■ **EXERCISE GOAL**
Only lines holding the word "highlight" should be copied from the material.

--------

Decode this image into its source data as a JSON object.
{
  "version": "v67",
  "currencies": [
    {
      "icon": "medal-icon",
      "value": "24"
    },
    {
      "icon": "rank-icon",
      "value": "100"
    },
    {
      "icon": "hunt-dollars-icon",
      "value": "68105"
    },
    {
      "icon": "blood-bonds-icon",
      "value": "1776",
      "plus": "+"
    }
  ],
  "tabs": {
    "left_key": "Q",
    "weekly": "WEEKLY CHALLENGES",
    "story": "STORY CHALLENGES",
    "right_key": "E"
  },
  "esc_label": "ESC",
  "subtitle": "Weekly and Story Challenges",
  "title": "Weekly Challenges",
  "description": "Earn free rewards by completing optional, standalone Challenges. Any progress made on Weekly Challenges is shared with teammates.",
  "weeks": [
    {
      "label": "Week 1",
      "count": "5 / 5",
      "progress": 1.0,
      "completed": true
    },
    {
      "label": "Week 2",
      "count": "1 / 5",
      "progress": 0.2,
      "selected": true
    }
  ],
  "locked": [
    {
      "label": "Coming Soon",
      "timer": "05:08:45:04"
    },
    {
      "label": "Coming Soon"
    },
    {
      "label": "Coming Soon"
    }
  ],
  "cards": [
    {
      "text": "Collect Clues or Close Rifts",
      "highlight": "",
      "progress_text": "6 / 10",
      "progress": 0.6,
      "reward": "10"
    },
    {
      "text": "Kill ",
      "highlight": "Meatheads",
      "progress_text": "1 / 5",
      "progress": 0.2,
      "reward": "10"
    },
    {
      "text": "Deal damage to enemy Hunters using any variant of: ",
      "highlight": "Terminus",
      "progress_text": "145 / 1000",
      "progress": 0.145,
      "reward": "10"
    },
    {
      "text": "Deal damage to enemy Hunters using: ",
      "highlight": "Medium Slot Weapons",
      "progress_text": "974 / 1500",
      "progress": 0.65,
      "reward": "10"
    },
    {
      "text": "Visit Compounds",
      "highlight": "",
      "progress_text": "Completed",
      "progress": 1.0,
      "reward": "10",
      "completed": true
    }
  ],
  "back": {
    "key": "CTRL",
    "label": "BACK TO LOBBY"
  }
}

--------

■ **EXPECTED ANSWER**
      "highlight": "",
      "highlight": "Meatheads",
      "highlight": "Terminus",
      "highlight": "Medium Slot Weapons",
      "highlight": "",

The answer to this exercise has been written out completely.